Saved entries
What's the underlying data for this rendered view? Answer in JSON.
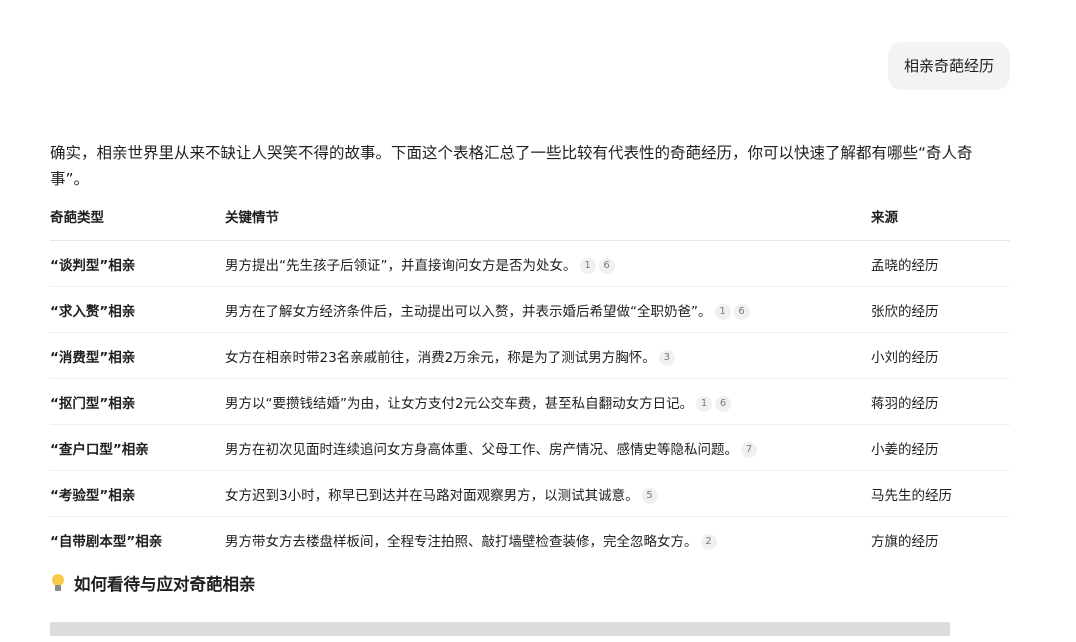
{
  "user_message": "相亲奇葩经历",
  "answer": {
    "intro": "确实，相亲世界里从来不缺让人哭笑不得的故事。下面这个表格汇总了一些比较有代表性的奇葩经历，你可以快速了解都有哪些“奇人奇事”。",
    "table": {
      "headers": [
        "奇葩类型",
        "关键情节",
        "来源"
      ],
      "rows": [
        {
          "type": "“谈判型”相亲",
          "plot": "男方提出“先生孩子后领证”，并直接询问女方是否为处女。",
          "cites": [
            "1",
            "6"
          ],
          "source": "孟晓的经历"
        },
        {
          "type": "“求入赘”相亲",
          "plot": "男方在了解女方经济条件后，主动提出可以入赘，并表示婚后希望做“全职奶爸”。",
          "cites": [
            "1",
            "6"
          ],
          "source": "张欣的经历"
        },
        {
          "type": "“消费型”相亲",
          "plot": "女方在相亲时带23名亲戚前往，消费2万余元，称是为了测试男方胸怀。",
          "cites": [
            "3"
          ],
          "source": "小刘的经历"
        },
        {
          "type": "“抠门型”相亲",
          "plot": "男方以“要攒钱结婚”为由，让女方支付2元公交车费，甚至私自翻动女方日记。",
          "cites": [
            "1",
            "6"
          ],
          "source": "蒋羽的经历"
        },
        {
          "type": "“查户口型”相亲",
          "plot": "男方在初次见面时连续追问女方身高体重、父母工作、房产情况、感情史等隐私问题。",
          "cites": [
            "7"
          ],
          "source": "小姜的经历"
        },
        {
          "type": "“考验型”相亲",
          "plot": "女方迟到3小时，称早已到达并在马路对面观察男方，以测试其诚意。",
          "cites": [
            "5"
          ],
          "source": "马先生的经历"
        },
        {
          "type": "“自带剧本型”相亲",
          "plot": "男方带女方去楼盘样板间，全程专注拍照、敲打墙壁检查装修，完全忽略女方。",
          "cites": [
            "2"
          ],
          "source": "方旗的经历"
        }
      ]
    },
    "section_heading": "如何看待与应对奇葩相亲",
    "section_icon": "lightbulb-icon"
  }
}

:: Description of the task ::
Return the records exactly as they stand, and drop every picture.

:: Problem solution ::
What's the underlying data for this rendered view? Answer in JSON.
{
  "user_message": "相亲奇葩经历",
  "answer": {
    "intro": "确实，相亲世界里从来不缺让人哭笑不得的故事。下面这个表格汇总了一些比较有代表性的奇葩经历，你可以快速了解都有哪些“奇人奇事”。",
    "table": {
      "headers": [
        "奇葩类型",
        "关键情节",
        "来源"
      ],
      "rows": [
        {
          "type": "“谈判型”相亲",
          "plot": "男方提出“先生孩子后领证”，并直接询问女方是否为处女。",
          "cites": [
            "1",
            "6"
          ],
          "source": "孟晓的经历"
        },
        {
          "type": "“求入赘”相亲",
          "plot": "男方在了解女方经济条件后，主动提出可以入赘，并表示婚后希望做“全职奶爸”。",
          "cites": [
            "1",
            "6"
          ],
          "source": "张欣的经历"
        },
        {
          "type": "“消费型”相亲",
          "plot": "女方在相亲时带23名亲戚前往，消费2万余元，称是为了测试男方胸怀。",
          "cites": [
            "3"
          ],
          "source": "小刘的经历"
        },
        {
          "type": "“抠门型”相亲",
          "plot": "男方以“要攒钱结婚”为由，让女方支付2元公交车费，甚至私自翻动女方日记。",
          "cites": [
            "1",
            "6"
          ],
          "source": "蒋羽的经历"
        },
        {
          "type": "“查户口型”相亲",
          "plot": "男方在初次见面时连续追问女方身高体重、父母工作、房产情况、感情史等隐私问题。",
          "cites": [
            "7"
          ],
          "source": "小姜的经历"
        },
        {
          "type": "“考验型”相亲",
          "plot": "女方迟到3小时，称早已到达并在马路对面观察男方，以测试其诚意。",
          "cites": [
            "5"
          ],
          "source": "马先生的经历"
        },
        {
          "type": "“自带剧本型”相亲",
          "plot": "男方带女方去楼盘样板间，全程专注拍照、敲打墙壁检查装修，完全忽略女方。",
          "cites": [
            "2"
          ],
          "source": "方旗的经历"
        }
      ]
    },
    "section_heading": "如何看待与应对奇葩相亲",
    "section_icon": "lightbulb-icon"
  }
}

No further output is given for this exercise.